▶ REQUIREMENT: The records are to be copied exactly and in full.

▶ DATA LISTING:
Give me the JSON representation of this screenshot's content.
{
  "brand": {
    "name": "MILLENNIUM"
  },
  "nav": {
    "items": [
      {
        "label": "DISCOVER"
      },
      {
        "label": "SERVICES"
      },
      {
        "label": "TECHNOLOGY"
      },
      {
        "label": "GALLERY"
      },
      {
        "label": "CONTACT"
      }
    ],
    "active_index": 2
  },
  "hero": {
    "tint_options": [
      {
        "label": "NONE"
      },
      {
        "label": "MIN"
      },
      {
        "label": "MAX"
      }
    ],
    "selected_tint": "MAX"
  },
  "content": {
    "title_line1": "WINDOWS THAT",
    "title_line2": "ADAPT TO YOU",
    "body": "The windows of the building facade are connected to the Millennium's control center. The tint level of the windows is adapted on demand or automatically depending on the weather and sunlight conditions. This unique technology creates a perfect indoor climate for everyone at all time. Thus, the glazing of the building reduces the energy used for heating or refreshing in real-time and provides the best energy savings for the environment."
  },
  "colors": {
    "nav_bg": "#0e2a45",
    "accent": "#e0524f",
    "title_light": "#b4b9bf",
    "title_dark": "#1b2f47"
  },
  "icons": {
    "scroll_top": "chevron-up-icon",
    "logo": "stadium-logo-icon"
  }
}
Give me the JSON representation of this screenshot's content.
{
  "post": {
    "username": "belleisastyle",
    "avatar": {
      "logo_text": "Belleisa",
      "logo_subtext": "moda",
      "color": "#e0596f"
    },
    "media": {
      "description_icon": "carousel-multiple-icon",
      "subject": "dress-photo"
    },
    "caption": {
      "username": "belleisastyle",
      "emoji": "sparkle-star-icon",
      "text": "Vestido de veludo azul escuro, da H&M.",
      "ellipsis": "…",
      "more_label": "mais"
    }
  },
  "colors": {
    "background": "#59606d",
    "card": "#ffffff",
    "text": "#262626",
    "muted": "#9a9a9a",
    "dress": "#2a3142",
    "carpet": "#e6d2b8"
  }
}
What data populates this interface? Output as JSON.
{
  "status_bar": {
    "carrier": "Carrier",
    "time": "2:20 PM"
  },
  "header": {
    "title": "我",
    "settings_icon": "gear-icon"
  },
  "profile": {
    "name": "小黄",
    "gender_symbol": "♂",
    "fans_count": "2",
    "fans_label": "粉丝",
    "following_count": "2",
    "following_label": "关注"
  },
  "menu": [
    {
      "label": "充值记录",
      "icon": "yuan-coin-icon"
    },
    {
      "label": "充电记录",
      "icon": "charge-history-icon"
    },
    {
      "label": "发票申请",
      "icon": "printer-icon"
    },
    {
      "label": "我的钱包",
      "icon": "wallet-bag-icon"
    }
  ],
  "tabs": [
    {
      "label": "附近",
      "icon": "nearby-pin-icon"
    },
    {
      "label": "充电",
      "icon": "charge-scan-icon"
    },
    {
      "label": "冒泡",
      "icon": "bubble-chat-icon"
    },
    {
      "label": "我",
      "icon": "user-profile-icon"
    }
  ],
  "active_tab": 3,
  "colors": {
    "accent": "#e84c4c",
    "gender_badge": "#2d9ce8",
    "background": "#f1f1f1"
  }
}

▶ TASK RESULT:
Give me the JSON representation of this screenshot's content.
{
  "brand": {
    "name": "MILLENNIUM"
  },
  "nav": {
    "items": [
      {
        "label": "DISCOVER"
      },
      {
        "label": "SERVICES"
      },
      {
        "label": "TECHNOLOGY"
      },
      {
        "label": "GALLERY"
      },
      {
        "label": "CONTACT"
      }
    ],
    "active_index": 2
  },
  "hero": {
    "tint_options": [
      {
        "label": "NONE"
      },
      {
        "label": "MIN"
      },
      {
        "label": "MAX"
      }
    ],
    "selected_tint": "MAX"
  },
  "content": {
    "title_line1": "WINDOWS THAT",
    "title_line2": "ADAPT TO YOU",
    "body": "The windows of the building facade are connected to the Millennium's control center. The tint level of the windows is adapted on demand or automatically depending on the weather and sunlight conditions. This unique technology creates a perfect indoor climate for everyone at all time. Thus, the glazing of the building reduces the energy used for heating or refreshing in real-time and provides the best energy savings for the environment."
  },
  "colors": {
    "nav_bg": "#0e2a45",
    "accent": "#e0524f",
    "title_light": "#b4b9bf",
    "title_dark": "#1b2f47"
  },
  "icons": {
    "scroll_top": "chevron-up-icon",
    "logo": "stadium-logo-icon"
  }
}
Give me the JSON representation of this screenshot's content.
{
  "post": {
    "username": "belleisastyle",
    "avatar": {
      "logo_text": "Belleisa",
      "logo_subtext": "moda",
      "color": "#e0596f"
    },
    "media": {
      "description_icon": "carousel-multiple-icon",
      "subject": "dress-photo"
    },
    "caption": {
      "username": "belleisastyle",
      "emoji": "sparkle-star-icon",
      "text": "Vestido de veludo azul escuro, da H&M.",
      "ellipsis": "…",
      "more_label": "mais"
    }
  },
  "colors": {
    "background": "#59606d",
    "card": "#ffffff",
    "text": "#262626",
    "muted": "#9a9a9a",
    "dress": "#2a3142",
    "carpet": "#e6d2b8"
  }
}
What data populates this interface? Output as JSON.
{
  "status_bar": {
    "carrier": "Carrier",
    "time": "2:20 PM"
  },
  "header": {
    "title": "我",
    "settings_icon": "gear-icon"
  },
  "profile": {
    "name": "小黄",
    "gender_symbol": "♂",
    "fans_count": "2",
    "fans_label": "粉丝",
    "following_count": "2",
    "following_label": "关注"
  },
  "menu": [
    {
      "label": "充值记录",
      "icon": "yuan-coin-icon"
    },
    {
      "label": "充电记录",
      "icon": "charge-history-icon"
    },
    {
      "label": "发票申请",
      "icon": "printer-icon"
    },
    {
      "label": "我的钱包",
      "icon": "wallet-bag-icon"
    }
  ],
  "tabs": [
    {
      "label": "附近",
      "icon": "nearby-pin-icon"
    },
    {
      "label": "充电",
      "icon": "charge-scan-icon"
    },
    {
      "label": "冒泡",
      "icon": "bubble-chat-icon"
    },
    {
      "label": "我",
      "icon": "user-profile-icon"
    }
  ],
  "active_tab": 3,
  "colors": {
    "accent": "#e84c4c",
    "gender_badge": "#2d9ce8",
    "background": "#f1f1f1"
  }
}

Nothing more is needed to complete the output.